With nearly 300 active ships, the U.S. Navy is by far the world’s largest—larger, in fact, than the next 13 navies combined. Although the Navy does operate its own shipyards, they are not equipped to handle all of the maintenance and repair requirements to maintain a Fleet of this size. Therefore, given the oscillating requirements for ship-repair work, the Navy routinely contracts out a portion of its ship-repair work during peak workloads. This process has benefited the Navy by acquiring technology and management skills that it might not otherwise possess while maintaining a fully employed and qualified workforce.

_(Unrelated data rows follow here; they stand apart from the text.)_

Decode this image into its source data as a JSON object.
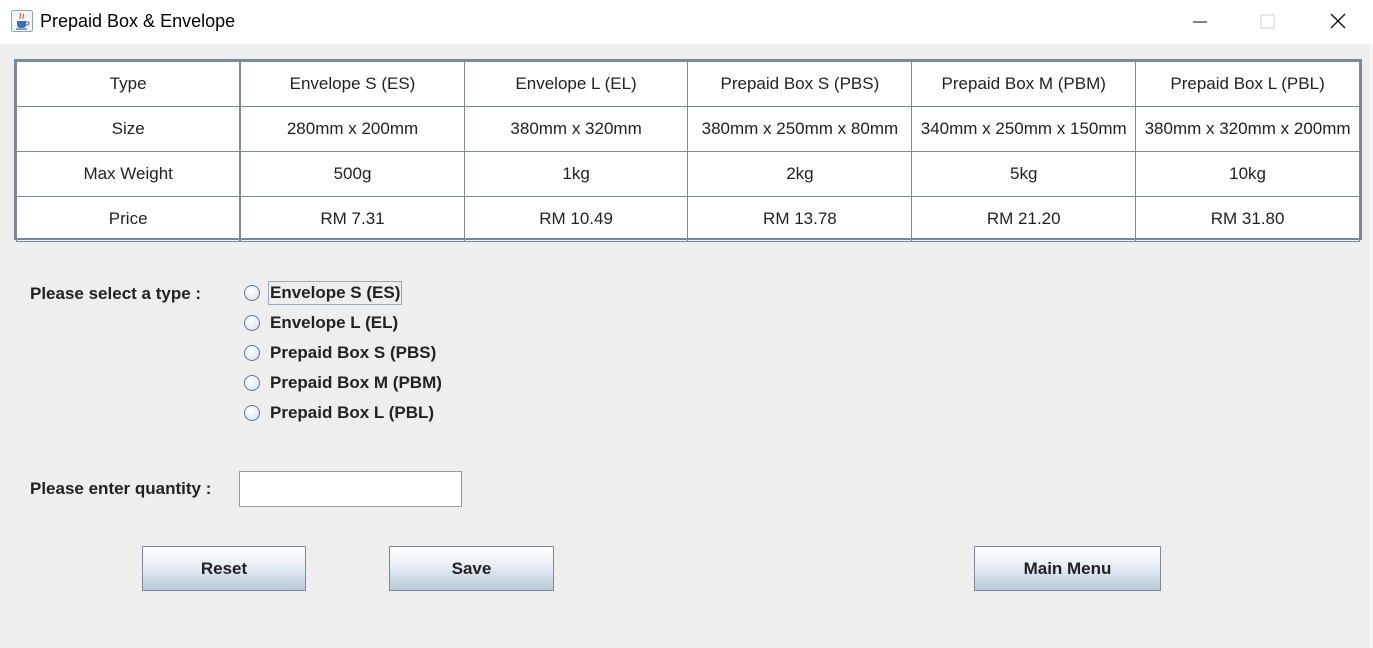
{
  "window": {
    "title": "Prepaid Box & Envelope",
    "icon": "java-cup-icon"
  },
  "table": {
    "headers": [
      "Type",
      "Envelope S (ES)",
      "Envelope L (EL)",
      "Prepaid Box S (PBS)",
      "Prepaid Box M (PBM)",
      "Prepaid Box L (PBL)"
    ],
    "rows": [
      [
        "Size",
        "280mm x 200mm",
        "380mm x 320mm",
        "380mm x 250mm x 80mm",
        "340mm x 250mm x 150mm",
        "380mm x 320mm x 200mm"
      ],
      [
        "Max Weight",
        "500g",
        "1kg",
        "2kg",
        "5kg",
        "10kg"
      ],
      [
        "Price",
        "RM 7.31",
        "RM 10.49",
        "RM 13.78",
        "RM 21.20",
        "RM 31.80"
      ]
    ]
  },
  "form": {
    "type_label": "Please select a type :",
    "type_options": [
      "Envelope S (ES)",
      "Envelope L (EL)",
      "Prepaid Box S (PBS)",
      "Prepaid Box M (PBM)",
      "Prepaid Box L (PBL)"
    ],
    "quantity_label": "Please enter quantity :",
    "quantity_value": ""
  },
  "buttons": {
    "reset": "Reset",
    "save": "Save",
    "main_menu": "Main Menu"
  }
}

However, if the Navy fails to provide proper quality oversight and a contractor is not effectively monitored, the results can be devastating to the government.
When Quality Slips

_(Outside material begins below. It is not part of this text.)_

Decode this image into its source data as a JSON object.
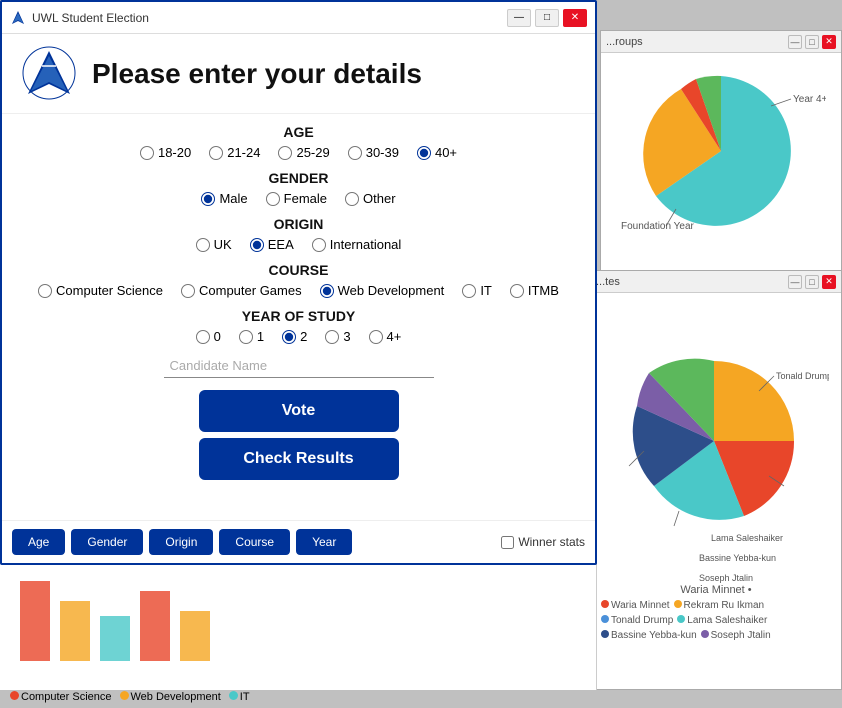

Cost overruns in the billions, construction fiascoes, and a vexing dearth of oversight—welcome to the troubled world of Navy ship contracts.
By Neil A. Pettigrew